### Action item
Below are records that should be duplicated exactly, with no image retained.

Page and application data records
########

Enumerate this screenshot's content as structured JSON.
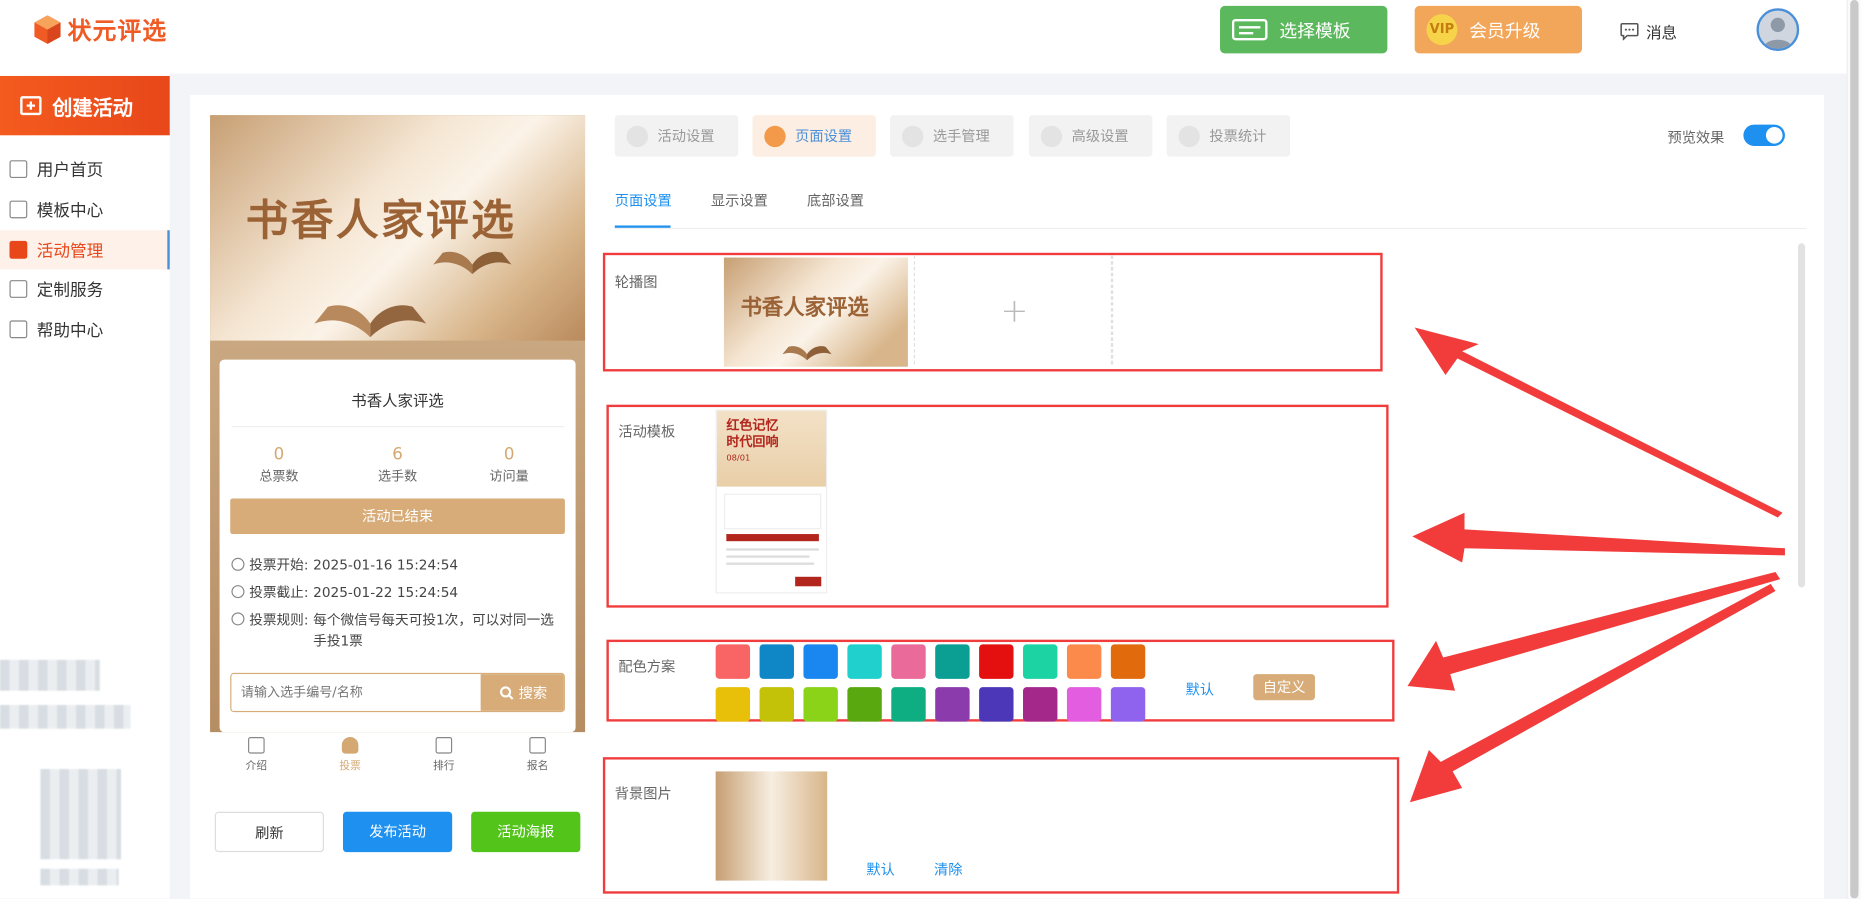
{
  "brand": {
    "name": "状元评选"
  },
  "topbar": {
    "choose_template": "选择模板",
    "vip_upgrade": "会员升级",
    "vip_badge": "VIP",
    "messages": "消息"
  },
  "sidebar": {
    "create": "创建活动",
    "items": [
      {
        "label": "用户首页",
        "icon": "home-icon"
      },
      {
        "label": "模板中心",
        "icon": "folder-icon"
      },
      {
        "label": "活动管理",
        "icon": "ticket-icon",
        "active": true
      },
      {
        "label": "定制服务",
        "icon": "tools-icon"
      },
      {
        "label": "帮助中心",
        "icon": "help-icon"
      }
    ]
  },
  "preview": {
    "banner_title": "书香人家评选",
    "activity_title": "书香人家评选",
    "stats": [
      {
        "value": "0",
        "label": "总票数"
      },
      {
        "value": "6",
        "label": "选手数"
      },
      {
        "value": "0",
        "label": "访问量"
      }
    ],
    "status": "活动已结束",
    "vote_start_label": "投票开始:",
    "vote_start": "2025-01-16 15:24:54",
    "vote_end_label": "投票截止:",
    "vote_end": "2025-01-22 15:24:54",
    "rule_label": "投票规则:",
    "rule": "每个微信号每天可投1次，可以对同一选手投1票",
    "search_placeholder": "请输入选手编号/名称",
    "search_button": "搜索",
    "tabs": [
      "介绍",
      "投票",
      "排行",
      "报名"
    ],
    "active_tab": "投票"
  },
  "actions": {
    "refresh": "刷新",
    "publish": "发布活动",
    "poster": "活动海报"
  },
  "settings": {
    "main_tabs": [
      "活动设置",
      "页面设置",
      "选手管理",
      "高级设置",
      "投票统计"
    ],
    "active_main_tab": "页面设置",
    "preview_effect": "预览效果",
    "preview_on": true,
    "sub_tabs": [
      "页面设置",
      "显示设置",
      "底部设置"
    ],
    "active_sub_tab": "页面设置",
    "carousel_label": "轮播图",
    "carousel_thumb_title": "书香人家评选",
    "template_label": "活动模板",
    "template_thumb": {
      "title_line1": "红色记忆",
      "title_line2": "时代回响",
      "date": "08/01"
    },
    "color_label": "配色方案",
    "colors": [
      "#f96565",
      "#0f87c6",
      "#1a86f0",
      "#1fd0cc",
      "#ea6a9a",
      "#0b9e93",
      "#e40f0f",
      "#1bd3a3",
      "#fb8a4b",
      "#e06a0c",
      "#e8c00a",
      "#c3c108",
      "#8bd318",
      "#5aa80f",
      "#0fae82",
      "#8c3bad",
      "#4b37b7",
      "#a4288a",
      "#e35de0",
      "#8f63ee"
    ],
    "color_default": "默认",
    "color_custom": "自定义",
    "bg_label": "背景图片",
    "bg_default": "默认",
    "bg_clear": "清除"
  }
}
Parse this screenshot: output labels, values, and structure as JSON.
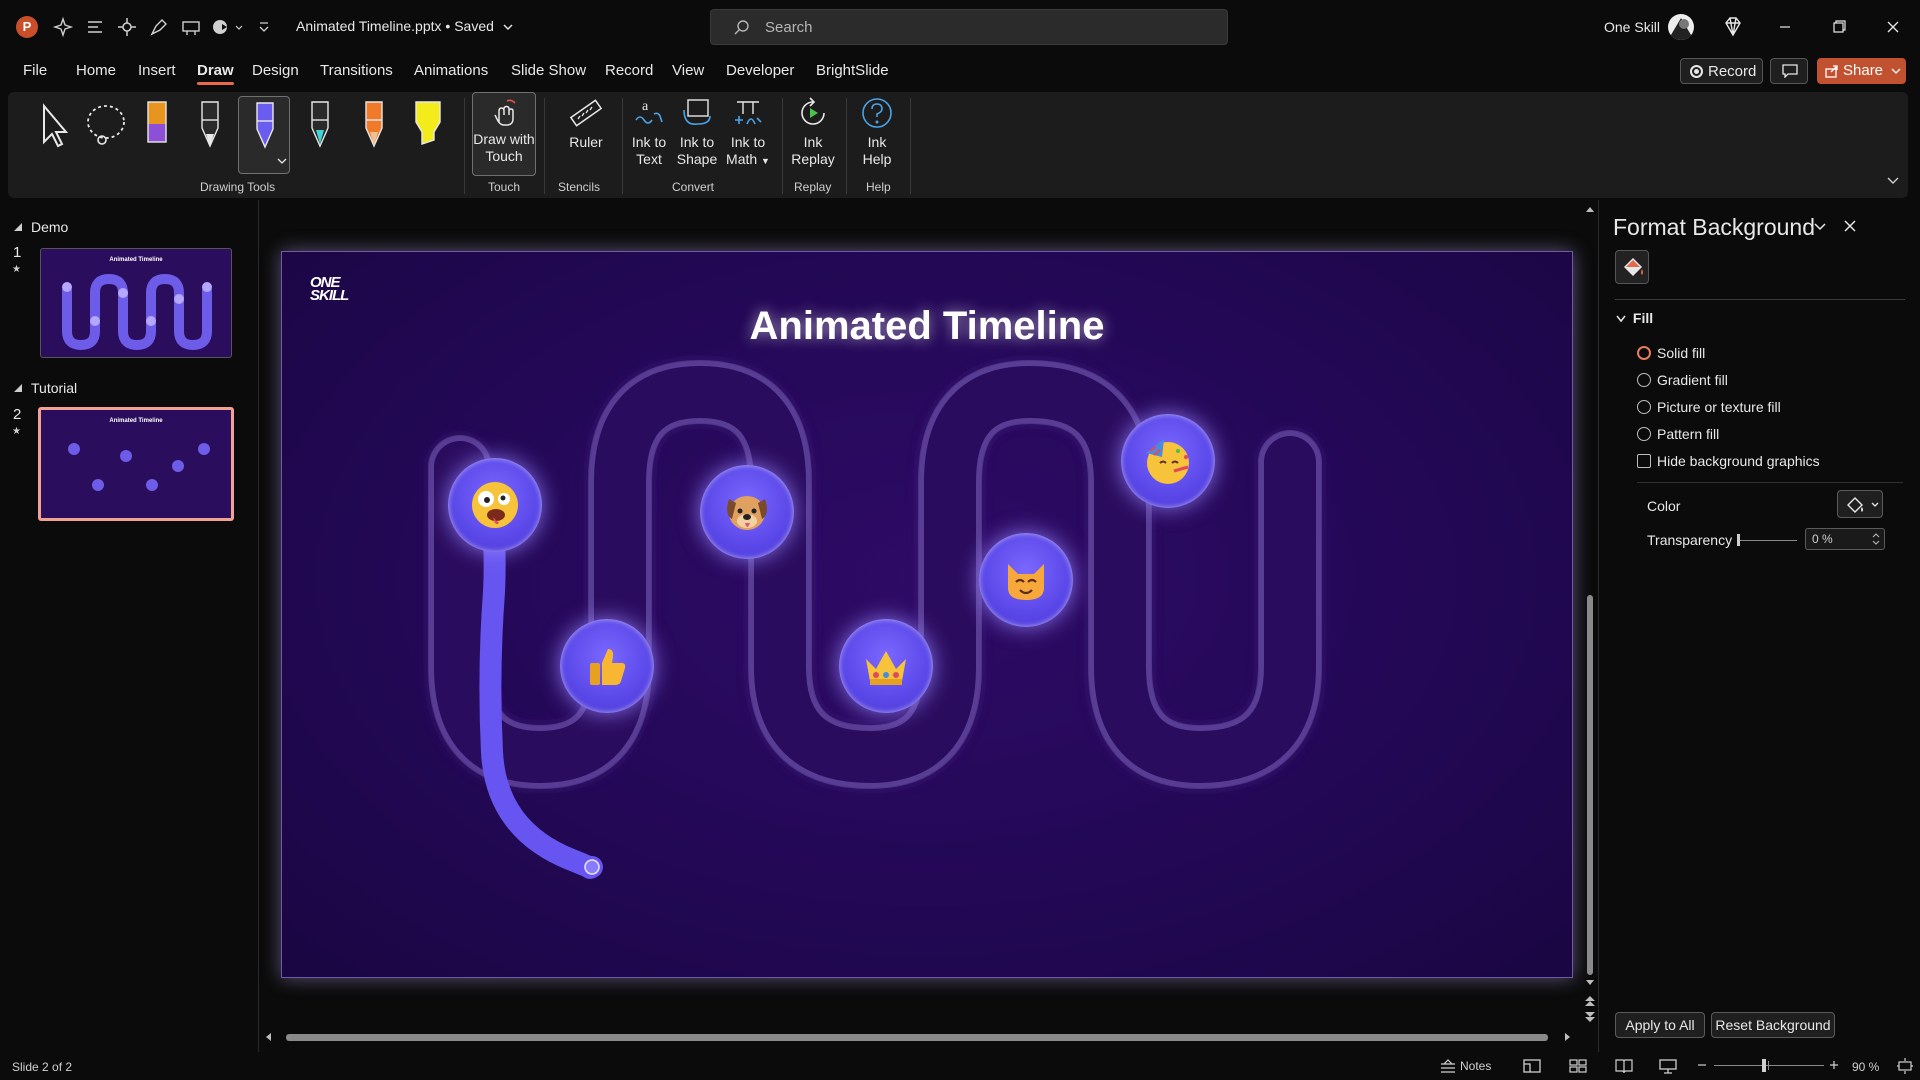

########

### Completed task
Enumerate this screenshot's content as structured JSON.
{
  "brand": {
    "name": "状元评选"
  },
  "topbar": {
    "choose_template": "选择模板",
    "vip_upgrade": "会员升级",
    "vip_badge": "VIP",
    "messages": "消息"
  },
  "sidebar": {
    "create": "创建活动",
    "items": [
      {
        "label": "用户首页",
        "icon": "home-icon"
      },
      {
        "label": "模板中心",
        "icon": "folder-icon"
      },
      {
        "label": "活动管理",
        "icon": "ticket-icon",
        "active": true
      },
      {
        "label": "定制服务",
        "icon": "tools-icon"
      },
      {
        "label": "帮助中心",
        "icon": "help-icon"
      }
    ]
  },
  "preview": {
    "banner_title": "书香人家评选",
    "activity_title": "书香人家评选",
    "stats": [
      {
        "value": "0",
        "label": "总票数"
      },
      {
        "value": "6",
        "label": "选手数"
      },
      {
        "value": "0",
        "label": "访问量"
      }
    ],
    "status": "活动已结束",
    "vote_start_label": "投票开始:",
    "vote_start": "2025-01-16 15:24:54",
    "vote_end_label": "投票截止:",
    "vote_end": "2025-01-22 15:24:54",
    "rule_label": "投票规则:",
    "rule": "每个微信号每天可投1次，可以对同一选手投1票",
    "search_placeholder": "请输入选手编号/名称",
    "search_button": "搜索",
    "tabs": [
      "介绍",
      "投票",
      "排行",
      "报名"
    ],
    "active_tab": "投票"
  },
  "actions": {
    "refresh": "刷新",
    "publish": "发布活动",
    "poster": "活动海报"
  },
  "settings": {
    "main_tabs": [
      "活动设置",
      "页面设置",
      "选手管理",
      "高级设置",
      "投票统计"
    ],
    "active_main_tab": "页面设置",
    "preview_effect": "预览效果",
    "preview_on": true,
    "sub_tabs": [
      "页面设置",
      "显示设置",
      "底部设置"
    ],
    "active_sub_tab": "页面设置",
    "carousel_label": "轮播图",
    "carousel_thumb_title": "书香人家评选",
    "template_label": "活动模板",
    "template_thumb": {
      "title_line1": "红色记忆",
      "title_line2": "时代回响",
      "date": "08/01"
    },
    "color_label": "配色方案",
    "colors": [
      "#f96565",
      "#0f87c6",
      "#1a86f0",
      "#1fd0cc",
      "#ea6a9a",
      "#0b9e93",
      "#e40f0f",
      "#1bd3a3",
      "#fb8a4b",
      "#e06a0c",
      "#e8c00a",
      "#c3c108",
      "#8bd318",
      "#5aa80f",
      "#0fae82",
      "#8c3bad",
      "#4b37b7",
      "#a4288a",
      "#e35de0",
      "#8f63ee"
    ],
    "color_default": "默认",
    "color_custom": "自定义",
    "bg_label": "背景图片",
    "bg_default": "默认",
    "bg_clear": "清除"
  }
}
Parse this screenshot: output labels, values, and structure as JSON.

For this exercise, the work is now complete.